This article is strictly for all my job seekers. I know it can be tough. I’ve applied for job after job with no callbacks. I have definitely been there, done that. And at times when it feels like your entire job hunting efforts are going unnoticed, it’s easy to become desperate. But, in these moments, it’s very important to reevaluate your situation, strategies and approaches to avoid allowing the state of desperation to lead you into a situation where you’re being taken disadvantaged of.
Here’s an example: I recently read about companies scamming job seekers into working for free during interviews. Headhunter Nick Corcodilos tackled the following scenario on Ask A Headhunter:
In the past six months I’ve had two interviews where I have been asked to work on a real-world problem. The first time, I suspected that this “interview” was to get an outsider’s opinion on a problem the staff was working on. (They wanted free work). I never heard from the employer again.
The second time, I asked the interviewer if the problem was something they were working on. He said, yes, and that this was a way for them to get a combination of interview and consulting work! I finished the problem and sent them an invoice for the time I spent at the firm. I can appreciate demonstrating your skill to a potential employer. However, the candidate has to be on guard for those seeking free work. How to handle these situations?
Now, luckily, this job seeker caught on to this practice and billed the company for his/her time spent during the interview. But not every job seeker is as aware of this issue and/or concerned with it. Most people are in such desperate need of a job they may overlook a company’s ulterior motives during the interview thinking if he/she does the work well perhaps that will give the job seeker a better chance of landing a position.
This is the wrong mindset.
Yes, you’re in need of a job and most certainly want to go above and beyond to impress an employer, but you are also a human being and should not be taken advantage of. Working for free is called volunteering, and if your goal was to volunteer you wouldn’t be at a paying job interview.
You have skills and talents, and just like the rest of the working world, you deserve to be compensated for using them to benefit a company. But just because this is true doesn’t mean a company is going to always extend you this courtesy. It’s your job as a job seeker to know your worth and value and not allow desperation to cause you to settle.
Aside from being asked to work for free during an interview, below are four other red flags to watch out for to ensure you aren’t taken advantage of:
Many times a company already knows the person it intends to hire (especially if it’s internal), but still has to go through the motions of putting up a job advertisement and conducting interviews. Pay attention to the signs. If the hiring manager cannot give you an official start date the company is looking for, seems disinterested and the interview was short with no time for Q&A, this could be a sign that the company is “interviewing” you just because. Don’t waste your time and effort on a role a company never intended to hire you for in the first place.
Low-ball salary offers
The economy is rough and this can lead to companies taking advantage of workers when it comes to proper compensation. Do your research on the role you’re applying/interviewing for. If the employer gives you an extremely low offer—especially one well below the average for your experience level and region—it could mean the company is trying to make you do the same amount of work for less pay.

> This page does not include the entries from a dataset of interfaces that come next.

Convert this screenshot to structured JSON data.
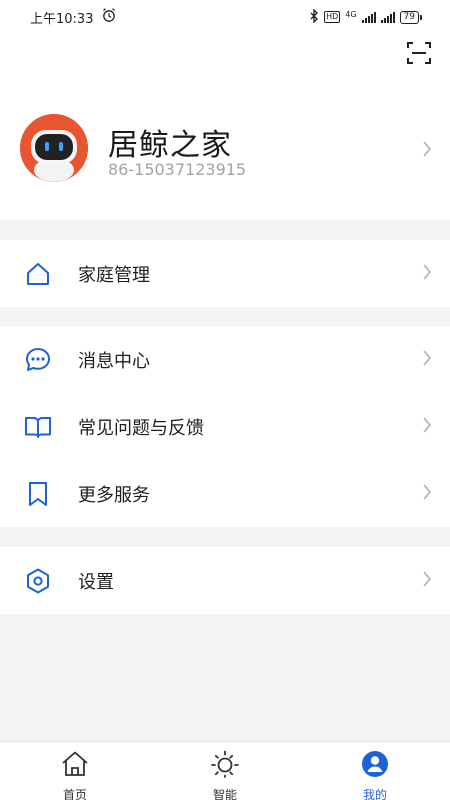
{
  "status_bar": {
    "time": "上午10:33",
    "network": "4G",
    "hd": "HD",
    "battery": "79"
  },
  "profile": {
    "name": "居鲸之家",
    "phone": "86-15037123915"
  },
  "menu": {
    "family": "家庭管理",
    "messages": "消息中心",
    "faq": "常见问题与反馈",
    "more_services": "更多服务",
    "settings": "设置"
  },
  "tabs": [
    {
      "label": "首页",
      "icon": "home-icon"
    },
    {
      "label": "智能",
      "icon": "sun-icon"
    },
    {
      "label": "我的",
      "icon": "user-icon",
      "active": true
    }
  ],
  "colors": {
    "accent": "#1e63d6",
    "avatar_bg": "#e8552f",
    "background": "#f4f4f4"
  }
}
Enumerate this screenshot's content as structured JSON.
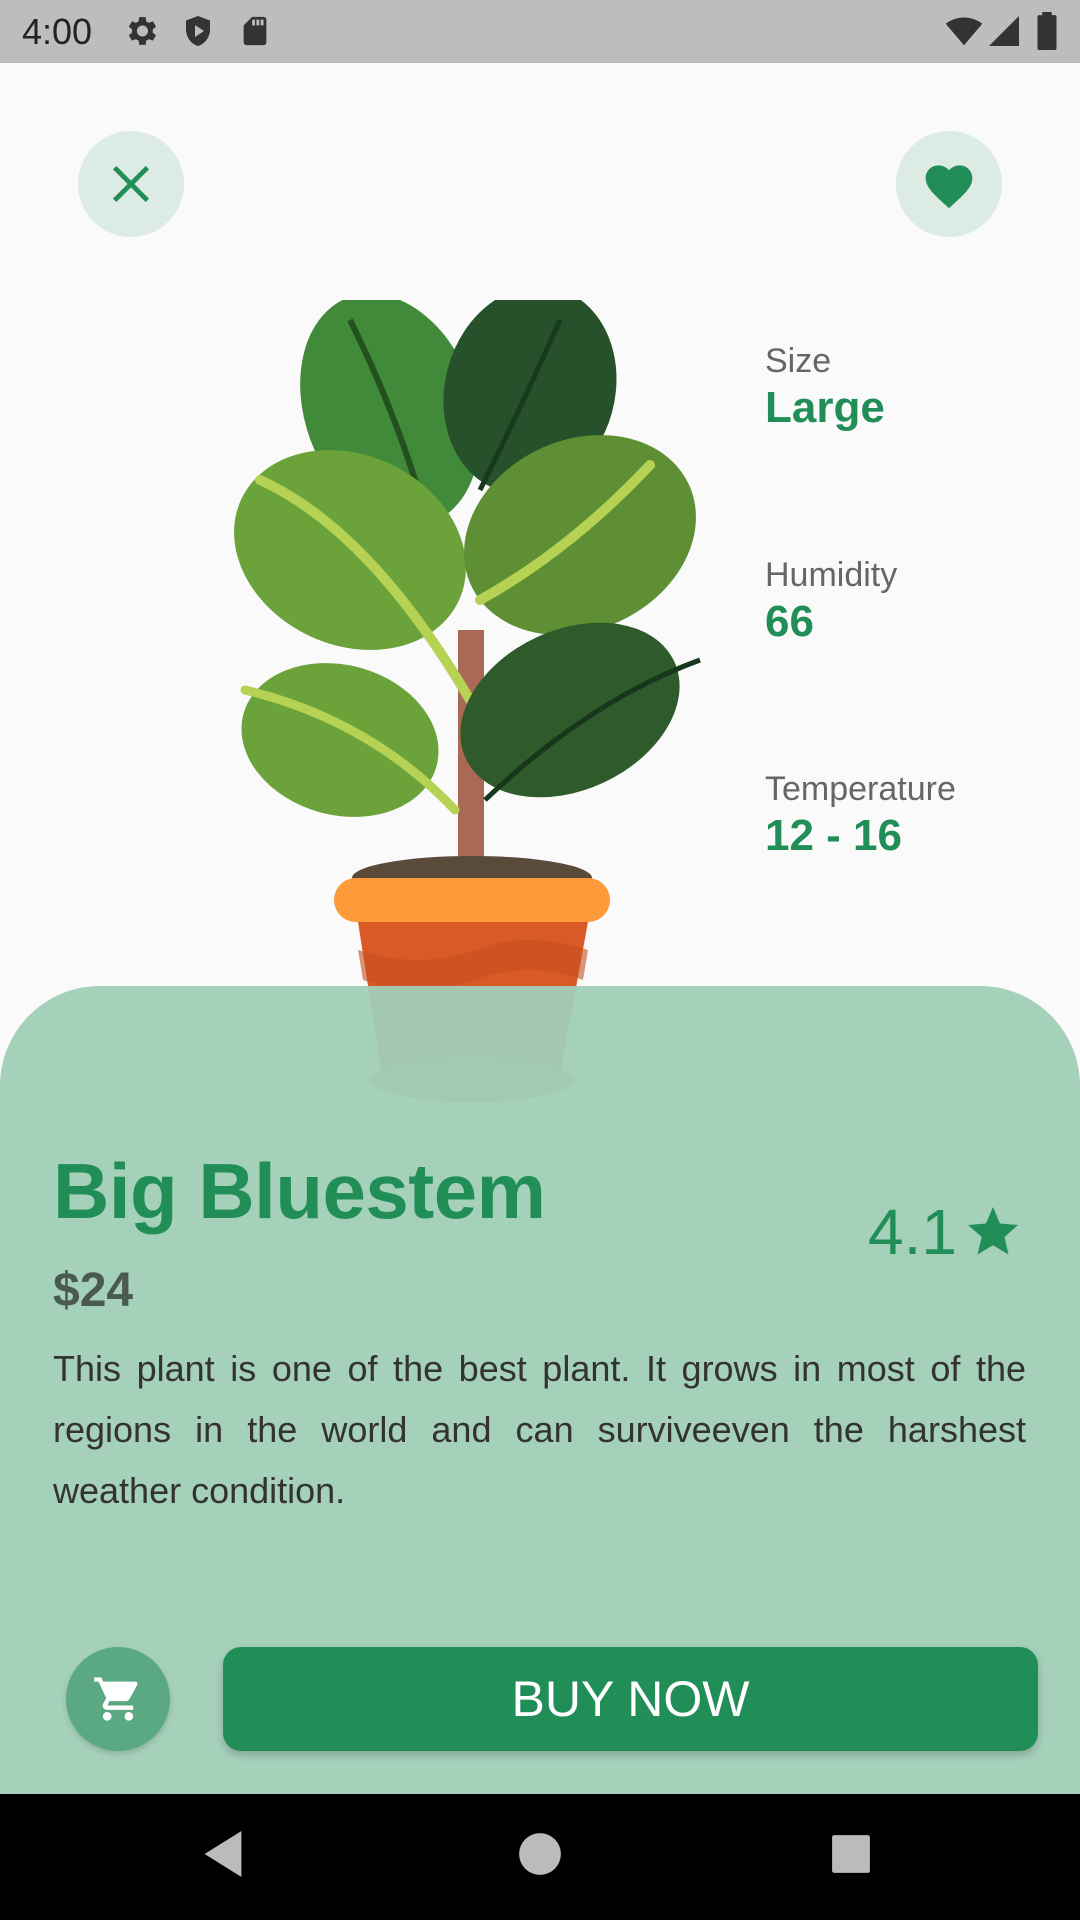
{
  "status_bar": {
    "time": "4:00",
    "icons": [
      "gear-icon",
      "shield-icon",
      "sd-card-icon",
      "wifi-icon",
      "signal-icon",
      "battery-icon"
    ]
  },
  "top_actions": {
    "close_icon": "close-icon",
    "favorite_icon": "heart-icon"
  },
  "specs": [
    {
      "label": "Size",
      "value": "Large"
    },
    {
      "label": "Humidity",
      "value": "66"
    },
    {
      "label": "Temperature",
      "value": "12 - 16"
    }
  ],
  "product": {
    "name": "Big Bluestem",
    "price": "$24",
    "rating": "4.1",
    "description": "This plant is one of the best plant. It grows in most of the regions in the world and can surviveeven the harshest weather condition."
  },
  "actions": {
    "cart_icon": "cart-icon",
    "buy_label": "BUY NOW"
  },
  "colors": {
    "accent": "#218e58",
    "sheet": "#a3cfb8",
    "button_bg": "#dcebe4"
  }
}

Be sure to review the job description again before interviewing. If during the interview the position sounds nothing like what you applied for, be cautious. Don’t allow the desperation of needing a job to cause you to take just any position. A company can put you in a role you’re overqualified for, and like point no.3, pay you significantly less than you deserve.
Although we typically think of internships for college students, more and more companies are offering internship opportunities for all types of workers. Yet, be aware. Just like “for credit” internships, companies can be seeking free labor. They’ll offer the hopes of full-time employment once the internship is complete, yet truly only intend to hire one or two people from the batch of interns.